If you haven’t tried pickled or fermented tea leaves– to eat, that is, not to drink– then do yourself a favor and learn a bit about them. By the end of this post I hope you’ll be able to discuss the cuisine which popularly uses tea leaves, identify the flavor profiles of this unique ingredient, be able to quick-pickle your own tea leaves, and identify opportunities to use this ingredient in your own cooking.
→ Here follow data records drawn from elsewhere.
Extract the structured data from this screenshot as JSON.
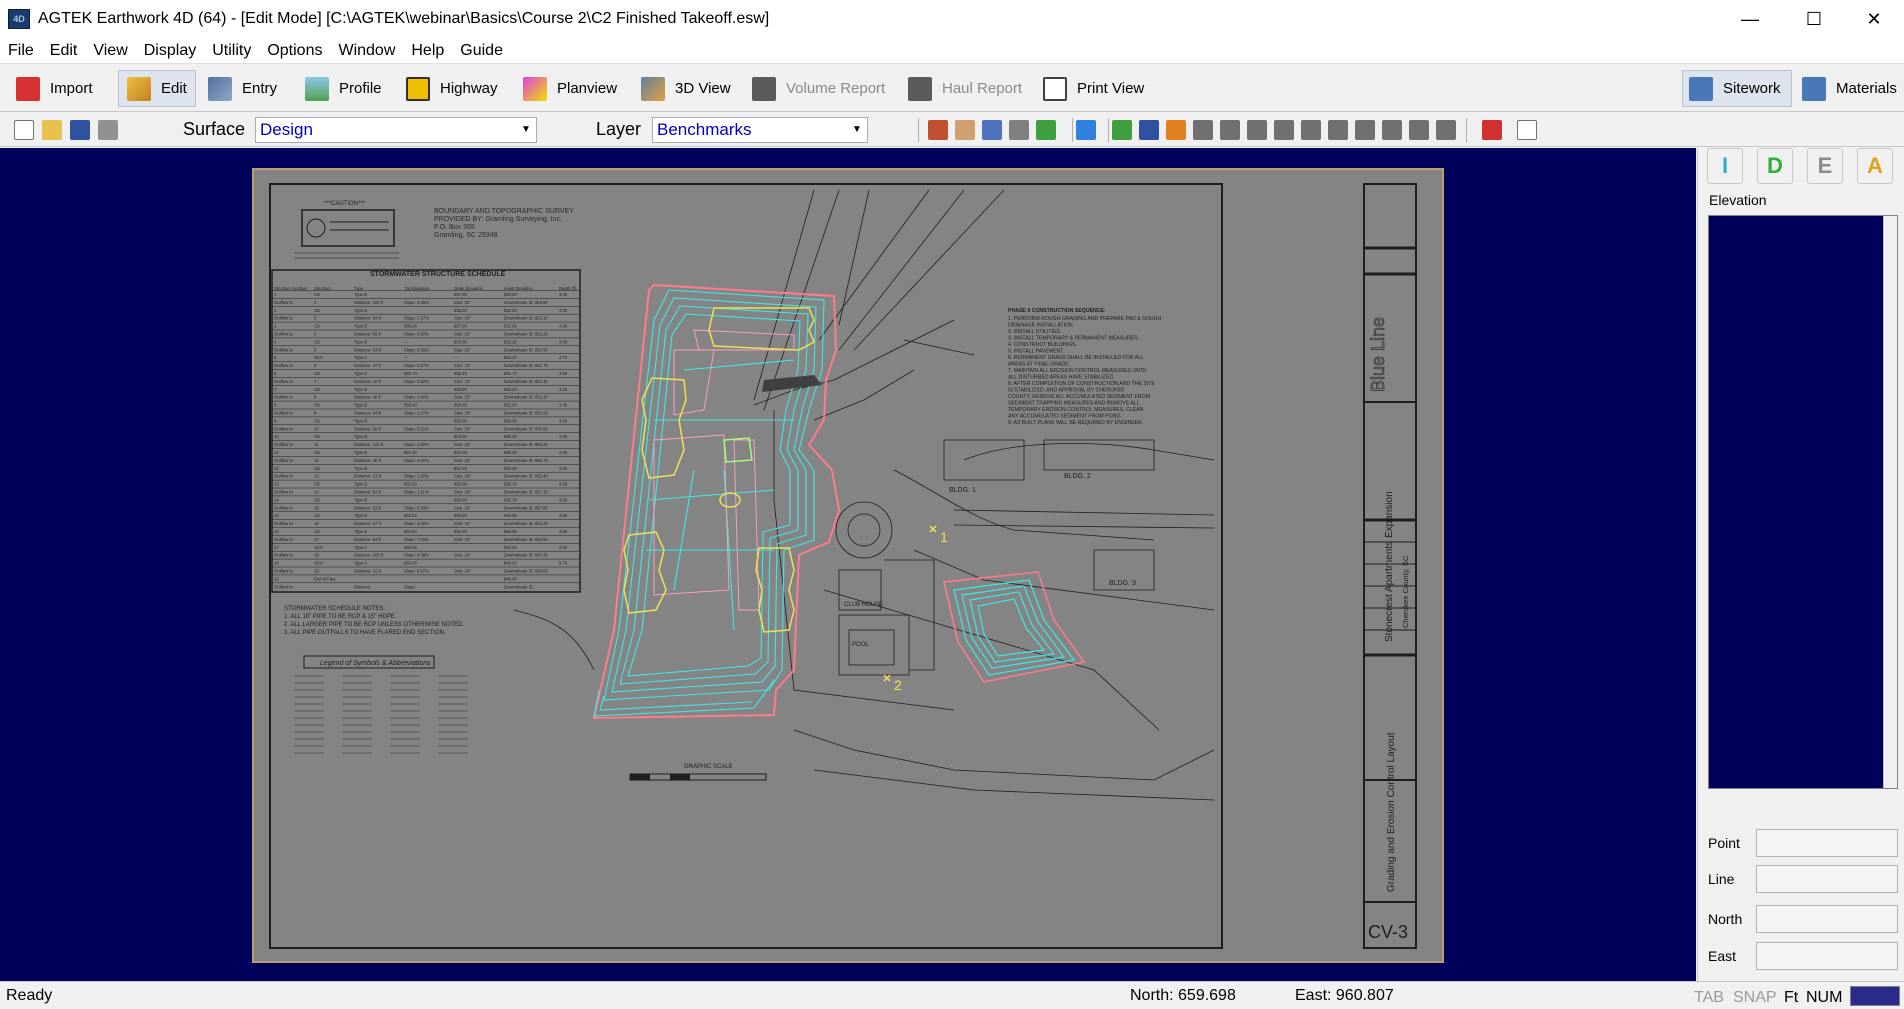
{
  "window": {
    "title": "AGTEK Earthwork 4D (64) - [Edit Mode]  [C:\\AGTEK\\webinar\\Basics\\Course 2\\C2 Finished Takeoff.esw]",
    "app_icon_text": "4D",
    "minimize": "—",
    "maximize": "☐",
    "close": "✕"
  },
  "menu": [
    "File",
    "Edit",
    "View",
    "Display",
    "Utility",
    "Options",
    "Window",
    "Help",
    "Guide"
  ],
  "main_toolbar": {
    "import": "Import",
    "edit": "Edit",
    "entry": "Entry",
    "profile": "Profile",
    "highway": "Highway",
    "planview": "Planview",
    "view3d": "3D View",
    "volume_report": "Volume Report",
    "haul_report": "Haul Report",
    "print_view": "Print View",
    "sitework": "Sitework",
    "materials": "Materials"
  },
  "surface": {
    "label": "Surface",
    "value": "Design"
  },
  "layer": {
    "label": "Layer",
    "value": "Benchmarks"
  },
  "right_panel": {
    "idea_buttons": [
      "I",
      "D",
      "E",
      "A"
    ],
    "elevation_label": "Elevation",
    "fields": {
      "point": "Point",
      "line": "Line",
      "north": "North",
      "east": "East"
    }
  },
  "drawing": {
    "caution_title": "***CAUTION***",
    "survey_lines": [
      "BOUNDARY AND TOPOGRAPHIC SURVEY",
      "PROVIDED BY: Gramling Surveying, Inc.",
      "P.O. Box 365",
      "Gramling, SC 29348"
    ],
    "schedule_title": "STORMWATER STRUCTURE SCHEDULE",
    "schedule_cols": [
      "Structure Number",
      "Structure",
      "Type",
      "Top Elevation",
      "Grate Elevation",
      "Invert Elevation",
      "Depth (ft)"
    ],
    "schedule_rows": [
      [
        "1",
        "CB",
        "Type B",
        "",
        "857.00",
        "850.00",
        "3.00"
      ],
      [
        "Outflow to",
        "2",
        "Distance: 104 ft",
        "Slope: 0.46%",
        "Size: 18\"",
        "Downstream IE: 854.60",
        ""
      ],
      [
        "2",
        "CB",
        "Type B",
        "",
        "855.00",
        "852.00",
        "3.00"
      ],
      [
        "Outflow to",
        "3",
        "Distance: 94 ft",
        "Slope: 1.07%",
        "Size: 18\"",
        "Downstream IE: 853.10",
        ""
      ],
      [
        "3",
        "CB",
        "Type D",
        "856.00",
        "857.00",
        "852.00",
        "4.00"
      ],
      [
        "Outflow to",
        "4",
        "Distance: 65 ft",
        "Slope: 0.50%",
        "Size: 15\"",
        "Downstream IE: 852.20",
        ""
      ],
      [
        "4",
        "CB",
        "Type B",
        "—",
        "855.00",
        "852.20",
        "3.00"
      ],
      [
        "Outflow to",
        "5",
        "Distance: 63 ft",
        "Slope: 0.56%",
        "Size: 15\"",
        "Downstream IE: 852.80",
        ""
      ],
      [
        "5",
        "SSH",
        "Type C",
        "—",
        "—",
        "852.20",
        "4.72"
      ],
      [
        "Outflow to",
        "6",
        "Distance: 47 ft",
        "Slope: 0.57%",
        "Size: 15\"",
        "Downstream IE: 851.70",
        ""
      ],
      [
        "6",
        "CB",
        "Type D",
        "855.70",
        "855.20",
        "851.70",
        "3.50"
      ],
      [
        "Outflow to",
        "7",
        "Distance: 42 ft",
        "Slope: 0.52%",
        "Size: 15\"",
        "Downstream IE: 851.30",
        ""
      ],
      [
        "7",
        "CB",
        "Type B",
        "",
        "853.00",
        "850.40",
        "3.20"
      ],
      [
        "Outflow to",
        "8",
        "Distance: 48 ft",
        "Slope: 0.90%",
        "Size: 15\"",
        "Downstream IE: 852.30",
        ""
      ],
      [
        "8",
        "CB",
        "Type D",
        "855.40",
        "854.00",
        "851.00",
        "3.40"
      ],
      [
        "Outflow to",
        "9",
        "Distance: 94 ft",
        "Slope: 1.07%",
        "Size: 18\"",
        "Downstream IE: 850.00",
        ""
      ],
      [
        "9",
        "CB",
        "Type B",
        "",
        "855.00",
        "850.00",
        "3.00"
      ],
      [
        "Outflow to",
        "10",
        "Distance: 58 ft",
        "Slope: 0.52%",
        "Size: 18\"",
        "Downstream IE: 850.50",
        ""
      ],
      [
        "10",
        "CB",
        "Type B",
        "",
        "853.00",
        "850.00",
        "3.00"
      ],
      [
        "Outflow to",
        "11",
        "Distance: 121 ft",
        "Slope: 1.59%",
        "Size: 18\"",
        "Downstream IE: 855.20",
        ""
      ],
      [
        "11",
        "CB",
        "Type D",
        "854.30",
        "853.00",
        "850.00",
        "3.00"
      ],
      [
        "Outflow to",
        "12",
        "Distance: 30 ft",
        "Slope: 0.60%",
        "Size: 18\"",
        "Downstream IE: 850.70",
        ""
      ],
      [
        "12",
        "CB",
        "Type B",
        "",
        "852.00",
        "850.00",
        "3.00"
      ],
      [
        "Outflow to",
        "13",
        "Distance: 31 ft",
        "Slope: 1.00%",
        "Size: 18\"",
        "Downstream IE: 855.40",
        ""
      ],
      [
        "13",
        "CB",
        "Type D",
        "855.00",
        "855.00",
        "850.70",
        "4.60"
      ],
      [
        "Outflow to",
        "14",
        "Distance: 54 ft",
        "Slope: 1.11%",
        "Size: 18\"",
        "Downstream IE: 857.10",
        ""
      ],
      [
        "14",
        "CB",
        "Type B",
        "",
        "856.00",
        "850.70",
        "3.00"
      ],
      [
        "Outflow to",
        "15",
        "Distance: 52 ft",
        "Slope: 0.59%",
        "Size: 18\"",
        "Downstream IE: 857.80",
        ""
      ],
      [
        "15",
        "CB",
        "Type B",
        "853.00",
        "855.00",
        "850.00",
        "3.00"
      ],
      [
        "Outflow to",
        "16",
        "Distance: 27 ft",
        "Slope: 4.09%",
        "Size: 24\"",
        "Downstream IE: 853.20",
        ""
      ],
      [
        "16",
        "CB",
        "Type D",
        "854.50",
        "854.00",
        "853.00",
        "3.00"
      ],
      [
        "Outflow to",
        "17",
        "Distance: 54 ft",
        "Slope: 7.00%",
        "Size: 24\"",
        "Downstream IE: 852.50",
        ""
      ],
      [
        "17",
        "SSH",
        "Type C",
        "855.50",
        "",
        "853.00",
        "3.00"
      ],
      [
        "Outflow to",
        "18",
        "Distance: 205 ft",
        "Slope: 4.38%",
        "Size: 24\"",
        "Downstream IE: 840.30",
        ""
      ],
      [
        "18",
        "SSH",
        "Type C",
        "850.00",
        "",
        "840.30",
        "9.70"
      ],
      [
        "Outflow to",
        "19",
        "Distance: 31 ft",
        "Slope: 0.97%",
        "Size: 24\"",
        "Downstream IE: 840.00",
        ""
      ],
      [
        "19",
        "End of Pipe",
        "",
        "",
        "",
        "840.00",
        ""
      ],
      [
        "Outflow to",
        "",
        "Distance: ",
        "Slope: ",
        "",
        "Downstream IE: ",
        ""
      ]
    ],
    "schedule_notes": [
      "STORMWATER SCHEDULE NOTES:",
      "1.  ALL 18\" PIPE TO BE RCP & 15\" HDPE.",
      "2.  ALL LARGER PIPE TO BE RCP UNLESS OTHERWISE NOTED.",
      "3.  ALL PIPE OUTFALLS TO HAVE FLARED END SECTION."
    ],
    "legend_title": "Legend of Symbols & Abbreviations",
    "phase_title": "PHASE II CONSTRUCTION SEQUENCE:",
    "phase_lines": [
      "1.  PERFORM ROUGH GRADING AND PREPARE PAD & ROUGH",
      "    DRAINAGE INSTALLATION.",
      "2.  INSTALL UTILITIES.",
      "3.  INSTALL TEMPORARY & PERMANENT MEASURES.",
      "4.  CONSTRUCT BUILDINGS.",
      "5.  INSTALL PAVEMENT.",
      "6.  PERMANENT GRASS SHALL BE INSTALLED FOR ALL",
      "    AREAS AT FINAL GRADE.",
      "7.  MAINTAIN ALL EROSION CONTROL MEASURES UNTIL",
      "    ALL DISTURBED AREAS HAVE STABILIZED.",
      "8.  AFTER COMPLETION OF CONSTRUCTION AND THE SITE",
      "    IS STABILIZED, AND APPROVAL BY CHEROKEE",
      "    COUNTY, REMOVE ALL ACCUMULATED SEDIMENT FROM",
      "    SEDIMENT TRAPPING MEASURES AND REMOVE ALL",
      "    TEMPORARY EROSION CONTROL MEASURES. CLEAN",
      "    ANY ACCUMULATED SEDIMENT FROM POND.",
      "9.  AS BUILT PLANS WILL BE REQUIRED BY ENGINEER."
    ],
    "bldg1": "BLDG. 1",
    "bldg2": "BLDG. 2",
    "bldg3": "BLDG. 3",
    "club_house": "CLUB HOUSE",
    "pool": "POOL",
    "marker1": "1",
    "marker2": "2",
    "graphic_scale": "GRAPHIC SCALE",
    "project_name": "Stonecrest Apartments Expansion",
    "project_location": "Cherokee County, SC",
    "sheet_title": "Grading and Erosion Control Layout",
    "sheet_number": "CV-3",
    "firm_name": "Blue Line"
  },
  "status": {
    "ready": "Ready",
    "north": "North: 659.698",
    "east": "East: 960.807",
    "tab": "TAB",
    "snap": "SNAP",
    "ft": "Ft",
    "num": "NUM"
  },
  "colors": {
    "canvas_bg": "#00005a",
    "sheet_bg": "#848484",
    "boundary": "#ff7a8a",
    "contours": "#3ee6e6",
    "buildings": "#f0e050",
    "linework": "#1e1e1e"
  }
}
Tea leaves can be used in marvelously versatile ways, when cooking. The use of prepared tea, or of smoking tea to infuse foods, could be posts of their own (in fact, I’m sure I’ll get around to that shortly), but for now let’s stick with tea leaves of the pickled or fermented type. Pickled, they provide a slight pungency, a hint of floral earthiness, but little astringency. Complex flavors dance on your tongue. I’ve integrated them into a sweet tart crust, (more on that below), but they’re traditionally used in savory snacks, salads, and dishes in the country of Myanmar (formerly Burma.)
Myanmar is situated smack dab in the middle of Southeast Asia, bordering India, China, and Thailand. It is primarily here that natively grown tea is fermented and popularly used in a variety of dishes and snacks. The resulting fermented/pickled tea is known as “lahpet.” Tea Leaf Salad is one of the banner uses of this ingredient. At Burma Superstar in San Francisco, they use pickled tea leaves, tomatoes, lettuce, dried shrimp, fried garlic, sesame seeds, peanuts, and split yellow peas to create an addictive, refreshing, savory, and crispy salad; a salad which manages to be simultaneously conventional and altogether unfamiliar, at least to a non-Burmese palate. Speaking of which, if you find yourself in San Francisco, head over to the Inner Richmond and check out this restaurant. Don’t be dismayed by the line of waiting devotees snaking out the front door and on down Clement St. They know how good the Burmese Tea Salad is. And soon, you will, too. http://www.burmasuperstar.com/
Here’s a recipe I developed for quick-pickled tea leaves. Yes, it’s this ridiculously easy. Quick-pickling, the method, just means pouring an acidic liquid, (such as vinegar, or lemon juice– usually hot, though that’s not always necessary), over an ingredient that will be receptive to drawing in that liquid (like, say, cucumbers, or tea leaves.) In this case, your tea leaves will be ready in 20 minutes or so. Although generally green tea leaves are chosen for fermentation in Myanmar, I used black tea in this recipe.
Quick-Pickled Tea Leaves
Prep Time: 20 minutes
Total Time: 20 minutes
- 4 bags black tea
- 4 tablespoons fresh lemon juice
- Cut open tea bags and release tea leaves into small bowl.
- Add lemon juice and stir to coat leaves.
- Leave to sit for at least 20 minutes.
- Squeeze and drain leaves of excess juice.
Are you ready to try pickled tea leaves in a recipe of your own? Ideas include in a marinade, as a wet rub, worked into dough as I’ve done in my recipe, and I’m sure, countless others. (Leave me a comment and let me know what you’ve come up with!) You can quick-pickle as I’ve done in my recipe, or you can pick up some imported, authentic pickles tea leaves. This seems to be a good source: http://www.mumhouse.com/Eng_PickledTea.asp
Here’s the tart in which I used my own quick-pickled leaves: http://indieculinary.com/2011/05/23/hot-toddy-tart-with-a-tea-leaf-crust/